Friday afternoon, Gawker reported that the plane had been met by F-15s after it missed its destination of Naples, Florida and did not respond to radio calls. Gawker originally reported the plane was a TBM 700, but it's actually a TBM 900.


The TBM 900 is the world's fastest single-engine turboprop. As of July, only 26 of the planes had been delivered to their owners. The owner of this particular plane, Larry Glazer was a real estate developer based in New York, as well as president of the TBM Owners Association. Glazer had owned the plane since March 20th of this year.


Glazer was a highly experienced and respected TBM pilot, having logged over 5,000 hours in the planes since 1994, beginning with the TBM 700. When Glazer took delivery of his new TBM 900 in March, he told AIN Online that he often flew the route between Rochester and Naples — the same route he was flying Friday. Near Winston-Salem, North Carolina, a LiveATC recording indicated that Glazer told air traffic controllers that he needed to descend from 28,000 feet. The maximum altitude of the TBM 900 is 31,000 feet, so it wasn't flying higher than it should have been. Controllers cleared him to descend to 25,000 feet, but Glazer replied "We need to get lower." He was then cleared to 20,000 feet. He acknowledged clearance to descend, but this was the last transmission from the plane.

It continued to fly on the same heading to the south-southeast and missed its destination of Naples. The F-15s approached the plane and reported the pilot was slumped over and the windows were frosted. This indicates a loss of cabin pressure, resulting in oxygen deprivation, known as hypoxia. A similar event happened last week aboard a Cirrus SR-22. Hypoxia also killed professional golfer Payne Stewart in 1999, as he flew on a Learjet 35. Stewart's plane was en route from Florida to Texas when it went off course, eventually crashing in South Dakota.
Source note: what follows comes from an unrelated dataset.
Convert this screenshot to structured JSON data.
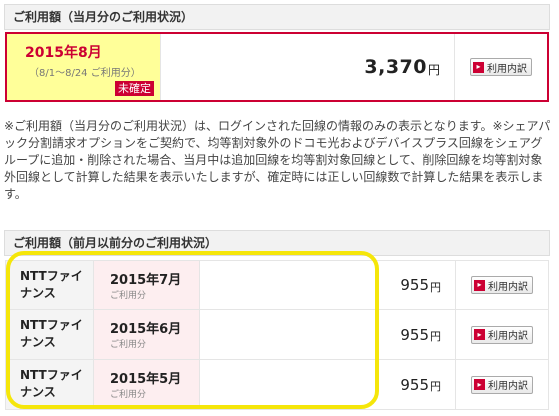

While the cause of the crash is obviously not yet known, it seems that Glazer's series of requests for a lower altitude clearance suggests that he sensed something was wrong, but didn't descend quickly enough. Symptoms of altitude-related hypoxia include light-headedness / fatigue, numbness / tingling of extremities, and nausea.

Top photo: TBM 900 at EAA Airventure 2014 by Paul Thompson